Oh wait, Spotlight also has a chance. Hooray, one overhyped movie over another!

The acting categories are nearly all locks except for Best Supporting Actress. I can actually see Mara or McAdams getting the surprise win, unless the Academy wants to give Winslet the same golden treatment as Cate Blanchett with a win in the two actress categories.

I expect Mad Max: Fury Road to be a tech sweeper and nothing else. A beautiful dream will be if it wins Best Picture or, more likely, Best Director for George Miller but the Academy hates action as much as they hate comedy.

I love you Inside Out but Pixar hasn't been successful in the Best Screenplay categories.

Best Foreign Language Film and Best Documentary are both coin flips. The Academy love their Holocaust movies but will likely again skip over other genocide-themed pics.

Morricone has to win.
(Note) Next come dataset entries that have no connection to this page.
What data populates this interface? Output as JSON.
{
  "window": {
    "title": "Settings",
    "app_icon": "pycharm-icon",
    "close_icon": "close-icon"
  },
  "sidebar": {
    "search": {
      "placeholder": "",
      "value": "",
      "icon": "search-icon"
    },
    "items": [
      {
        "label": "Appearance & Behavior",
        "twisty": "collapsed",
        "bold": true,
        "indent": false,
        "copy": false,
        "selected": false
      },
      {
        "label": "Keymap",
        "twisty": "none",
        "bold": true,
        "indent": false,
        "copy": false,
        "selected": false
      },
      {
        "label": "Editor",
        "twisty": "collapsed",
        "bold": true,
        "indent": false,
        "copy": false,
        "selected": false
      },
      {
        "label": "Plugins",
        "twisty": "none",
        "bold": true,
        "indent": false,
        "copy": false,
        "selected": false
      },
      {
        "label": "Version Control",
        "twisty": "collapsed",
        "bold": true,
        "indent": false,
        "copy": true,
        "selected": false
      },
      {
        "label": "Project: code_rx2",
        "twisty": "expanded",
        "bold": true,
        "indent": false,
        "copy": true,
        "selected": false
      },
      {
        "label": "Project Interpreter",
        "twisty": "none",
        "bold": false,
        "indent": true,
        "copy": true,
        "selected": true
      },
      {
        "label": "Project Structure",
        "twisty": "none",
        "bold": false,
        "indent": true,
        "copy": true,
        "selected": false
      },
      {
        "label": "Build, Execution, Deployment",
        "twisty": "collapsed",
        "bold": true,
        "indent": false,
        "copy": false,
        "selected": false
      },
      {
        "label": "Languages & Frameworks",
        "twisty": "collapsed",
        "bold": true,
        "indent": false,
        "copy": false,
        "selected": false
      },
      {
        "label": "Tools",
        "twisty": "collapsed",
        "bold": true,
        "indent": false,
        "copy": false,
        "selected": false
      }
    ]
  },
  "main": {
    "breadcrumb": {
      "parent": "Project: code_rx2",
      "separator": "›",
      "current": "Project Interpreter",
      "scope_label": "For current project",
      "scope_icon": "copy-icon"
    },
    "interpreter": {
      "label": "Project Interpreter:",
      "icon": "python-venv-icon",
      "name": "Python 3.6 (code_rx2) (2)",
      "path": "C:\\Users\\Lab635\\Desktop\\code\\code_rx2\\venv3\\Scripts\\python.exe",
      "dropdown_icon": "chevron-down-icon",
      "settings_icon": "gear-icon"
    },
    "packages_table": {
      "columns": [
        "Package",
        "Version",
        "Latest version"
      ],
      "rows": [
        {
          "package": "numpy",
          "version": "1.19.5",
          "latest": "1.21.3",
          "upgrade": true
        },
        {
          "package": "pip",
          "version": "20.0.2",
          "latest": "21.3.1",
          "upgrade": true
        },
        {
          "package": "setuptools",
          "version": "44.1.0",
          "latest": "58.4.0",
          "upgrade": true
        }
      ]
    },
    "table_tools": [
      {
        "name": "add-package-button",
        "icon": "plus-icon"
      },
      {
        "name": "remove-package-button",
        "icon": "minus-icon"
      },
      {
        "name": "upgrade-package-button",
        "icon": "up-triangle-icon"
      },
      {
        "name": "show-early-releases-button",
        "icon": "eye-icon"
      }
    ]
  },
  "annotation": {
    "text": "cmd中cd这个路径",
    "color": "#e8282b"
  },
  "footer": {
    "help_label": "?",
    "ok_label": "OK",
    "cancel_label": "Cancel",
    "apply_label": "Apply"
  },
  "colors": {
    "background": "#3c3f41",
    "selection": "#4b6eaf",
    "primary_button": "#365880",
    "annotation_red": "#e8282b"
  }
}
Remember When Actual Pop Songs Were Nominated & Would Win Best Original Song? Part 6: "Earned It" was one of the top songs of last years and one of the very few hit songs to be attached with a popular (for one week) movie. "Writing's On The Wall" technically was one as well but was poorly received by listeners and James Bond fans. It may have won the Golden Globe but I don't see it winning unless Sam Smith really is still popular with voters, because he sure as hell isn't as big as he was with the public two years ago. The other three nominees are only there to fill the card and have zero chance.

Poor Roger Deakins. Poor, poor Roger Deakins.

See you on Monday with my reactions to the awards and the ceremony itself.

Sunday, February 21, 2016

The Witch - Review

Purposely exiling themselves from the rest of the flock, a family of Christian pilgrims try to establish peace for themselves with a cabin and farm by the woods. Unfortunately, their plight begins to deepen when strange and tragic events happen, possibly caused by an unseen forest denizen. THE WITCH was widely hailed at last year's Sundance Film Festival to the point of it winning Best Directing, a very high accomplishment for a genre film at the annual indie event. Finally able to see the pic, my resounding cry can join the sea of praises. THE WITCH is a near-perfect work of historical accuracy and horrific dread, drawing in fresh eyes with its unique take of a setting and blending its expertly brief ghastly imagery with the tribulations of early American life and religious furor. It's beautifully carried along by a top notch cast, mostly of whom are children, who all are able to handle the archaic wordplay and deliver great performances. It's no surprise that the attention is focused heavily on Anya Taylor-Joy, who plays the lead role of Thomasin, the oldest child of the bunch and whose rebellious nature and sheer bad luck causes her to be the pariah of the pack. She is sure to be destined for better things in Hollywood. Director Robert Eggers blocks out nearly every scene to be a series of iconic images, able to succeed for the most part thanks to the acting, the cinematography, and the delectable product design. The haunting musical score practically wants to rip the skin off your arm, as the amount of goosebumps it generates is hard to fathom. The editing is incredibly spot-on, knowing when to deliver a terrifying glimpse at something and somehow capable of making a cut to black to be absolutely petrifying. Though it does lose a few points thanks to some muddled plot turns and predictable outcomes, not to mention the fact that many casual viewers will be disappointed at the lack of cliché scares, THE WITCH is really that damn good as a horror art piece. It's really hard for myself to be a wee bit stingy against it right now, especially since the finale is so tantalizingly nightmarish that it took my breath away. However, I can say that we have a masterpiece this early in the year and sure to weigh on my thoughts come time for the best of lists.